Problem to solve: Please go through the listing below and count the lines where the string "preview" appears. Answer with the number only.
++++ Record excerpts ++++
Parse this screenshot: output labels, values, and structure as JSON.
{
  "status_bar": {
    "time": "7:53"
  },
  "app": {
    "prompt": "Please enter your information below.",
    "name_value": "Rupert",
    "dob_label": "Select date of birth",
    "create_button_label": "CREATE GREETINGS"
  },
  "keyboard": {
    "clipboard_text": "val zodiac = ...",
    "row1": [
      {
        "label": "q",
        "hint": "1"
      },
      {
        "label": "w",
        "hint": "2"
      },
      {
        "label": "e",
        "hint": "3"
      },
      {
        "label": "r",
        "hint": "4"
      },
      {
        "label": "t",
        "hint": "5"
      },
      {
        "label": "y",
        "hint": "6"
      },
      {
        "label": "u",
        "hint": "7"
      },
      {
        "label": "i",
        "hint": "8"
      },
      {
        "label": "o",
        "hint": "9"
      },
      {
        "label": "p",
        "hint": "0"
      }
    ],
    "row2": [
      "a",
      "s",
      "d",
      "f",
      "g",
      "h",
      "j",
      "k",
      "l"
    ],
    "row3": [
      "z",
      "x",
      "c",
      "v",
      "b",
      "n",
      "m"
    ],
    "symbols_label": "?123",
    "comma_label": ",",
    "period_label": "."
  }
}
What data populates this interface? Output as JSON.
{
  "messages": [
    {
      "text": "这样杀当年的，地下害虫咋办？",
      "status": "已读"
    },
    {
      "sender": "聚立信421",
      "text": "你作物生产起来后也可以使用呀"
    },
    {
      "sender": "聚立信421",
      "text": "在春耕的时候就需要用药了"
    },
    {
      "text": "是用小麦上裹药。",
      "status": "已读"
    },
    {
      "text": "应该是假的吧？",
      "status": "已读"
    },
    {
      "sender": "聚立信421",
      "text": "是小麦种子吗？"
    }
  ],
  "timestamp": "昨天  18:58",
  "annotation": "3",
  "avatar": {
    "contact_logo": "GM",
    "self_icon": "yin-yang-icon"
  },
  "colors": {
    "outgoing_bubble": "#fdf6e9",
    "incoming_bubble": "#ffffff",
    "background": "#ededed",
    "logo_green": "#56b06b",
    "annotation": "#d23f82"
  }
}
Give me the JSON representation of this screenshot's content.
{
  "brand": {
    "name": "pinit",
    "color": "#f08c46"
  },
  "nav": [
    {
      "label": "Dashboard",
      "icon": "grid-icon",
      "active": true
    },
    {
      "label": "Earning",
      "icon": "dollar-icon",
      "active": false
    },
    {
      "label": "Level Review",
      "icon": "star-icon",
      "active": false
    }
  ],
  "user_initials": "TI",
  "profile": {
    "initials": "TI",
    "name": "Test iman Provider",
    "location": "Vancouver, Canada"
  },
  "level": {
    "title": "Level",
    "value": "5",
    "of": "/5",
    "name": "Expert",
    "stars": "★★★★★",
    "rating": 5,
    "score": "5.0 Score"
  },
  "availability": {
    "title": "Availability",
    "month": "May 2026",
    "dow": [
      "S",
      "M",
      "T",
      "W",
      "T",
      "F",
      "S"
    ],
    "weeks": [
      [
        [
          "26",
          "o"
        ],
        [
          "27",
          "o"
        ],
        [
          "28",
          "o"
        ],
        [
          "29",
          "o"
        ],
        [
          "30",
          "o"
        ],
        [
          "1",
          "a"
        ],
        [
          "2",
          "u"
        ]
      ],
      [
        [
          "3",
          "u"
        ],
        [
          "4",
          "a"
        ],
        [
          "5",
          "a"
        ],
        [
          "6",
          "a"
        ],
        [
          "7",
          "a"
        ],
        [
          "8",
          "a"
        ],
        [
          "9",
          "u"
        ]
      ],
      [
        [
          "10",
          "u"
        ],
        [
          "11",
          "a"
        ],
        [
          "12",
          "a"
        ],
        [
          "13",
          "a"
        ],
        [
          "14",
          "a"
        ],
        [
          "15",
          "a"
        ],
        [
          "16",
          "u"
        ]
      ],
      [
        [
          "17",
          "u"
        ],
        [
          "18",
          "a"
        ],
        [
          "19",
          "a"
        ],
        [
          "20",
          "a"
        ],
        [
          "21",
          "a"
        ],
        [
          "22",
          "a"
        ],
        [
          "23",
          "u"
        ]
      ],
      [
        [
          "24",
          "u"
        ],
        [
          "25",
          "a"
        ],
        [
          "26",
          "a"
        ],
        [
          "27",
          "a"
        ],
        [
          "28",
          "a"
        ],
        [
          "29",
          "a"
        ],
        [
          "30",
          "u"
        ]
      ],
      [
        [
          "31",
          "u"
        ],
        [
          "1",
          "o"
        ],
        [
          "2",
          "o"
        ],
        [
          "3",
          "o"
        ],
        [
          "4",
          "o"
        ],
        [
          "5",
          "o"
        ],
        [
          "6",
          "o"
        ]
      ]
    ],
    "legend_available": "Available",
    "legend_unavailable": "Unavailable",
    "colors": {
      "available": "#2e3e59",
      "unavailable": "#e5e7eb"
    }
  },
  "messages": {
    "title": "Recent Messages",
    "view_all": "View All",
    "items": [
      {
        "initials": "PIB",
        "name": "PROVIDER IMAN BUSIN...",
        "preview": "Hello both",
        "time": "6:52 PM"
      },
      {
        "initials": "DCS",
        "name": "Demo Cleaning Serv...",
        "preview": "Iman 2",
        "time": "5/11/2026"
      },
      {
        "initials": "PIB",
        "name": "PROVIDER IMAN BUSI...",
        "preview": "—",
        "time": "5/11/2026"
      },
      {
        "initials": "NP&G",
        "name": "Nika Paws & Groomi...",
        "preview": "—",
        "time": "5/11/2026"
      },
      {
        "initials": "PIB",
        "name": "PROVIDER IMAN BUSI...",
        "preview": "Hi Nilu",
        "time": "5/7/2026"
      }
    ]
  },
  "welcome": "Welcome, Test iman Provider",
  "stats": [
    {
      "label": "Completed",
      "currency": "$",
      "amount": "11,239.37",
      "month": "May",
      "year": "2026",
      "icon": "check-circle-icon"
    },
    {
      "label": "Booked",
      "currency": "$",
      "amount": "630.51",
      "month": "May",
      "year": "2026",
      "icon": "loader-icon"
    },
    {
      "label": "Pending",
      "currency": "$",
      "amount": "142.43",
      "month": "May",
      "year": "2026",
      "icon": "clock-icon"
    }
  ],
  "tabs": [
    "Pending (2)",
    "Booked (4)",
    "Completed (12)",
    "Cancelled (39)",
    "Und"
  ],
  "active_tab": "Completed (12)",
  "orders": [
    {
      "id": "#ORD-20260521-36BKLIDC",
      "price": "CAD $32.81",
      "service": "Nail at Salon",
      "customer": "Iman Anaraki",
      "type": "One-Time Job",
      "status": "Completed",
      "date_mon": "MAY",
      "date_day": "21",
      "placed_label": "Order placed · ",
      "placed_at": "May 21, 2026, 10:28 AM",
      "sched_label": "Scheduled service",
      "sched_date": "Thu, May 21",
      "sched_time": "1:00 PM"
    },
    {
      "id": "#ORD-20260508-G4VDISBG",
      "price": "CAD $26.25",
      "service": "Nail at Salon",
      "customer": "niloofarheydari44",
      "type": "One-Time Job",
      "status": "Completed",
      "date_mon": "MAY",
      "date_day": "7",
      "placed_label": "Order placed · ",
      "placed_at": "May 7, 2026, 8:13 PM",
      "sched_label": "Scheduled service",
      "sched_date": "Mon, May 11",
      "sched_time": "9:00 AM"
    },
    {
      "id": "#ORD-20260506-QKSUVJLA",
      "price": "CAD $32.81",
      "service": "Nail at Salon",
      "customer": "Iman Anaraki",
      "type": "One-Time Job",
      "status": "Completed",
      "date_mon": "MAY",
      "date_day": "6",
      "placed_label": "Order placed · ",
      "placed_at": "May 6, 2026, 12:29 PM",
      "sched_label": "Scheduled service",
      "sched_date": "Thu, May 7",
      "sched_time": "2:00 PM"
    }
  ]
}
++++
Task response: 5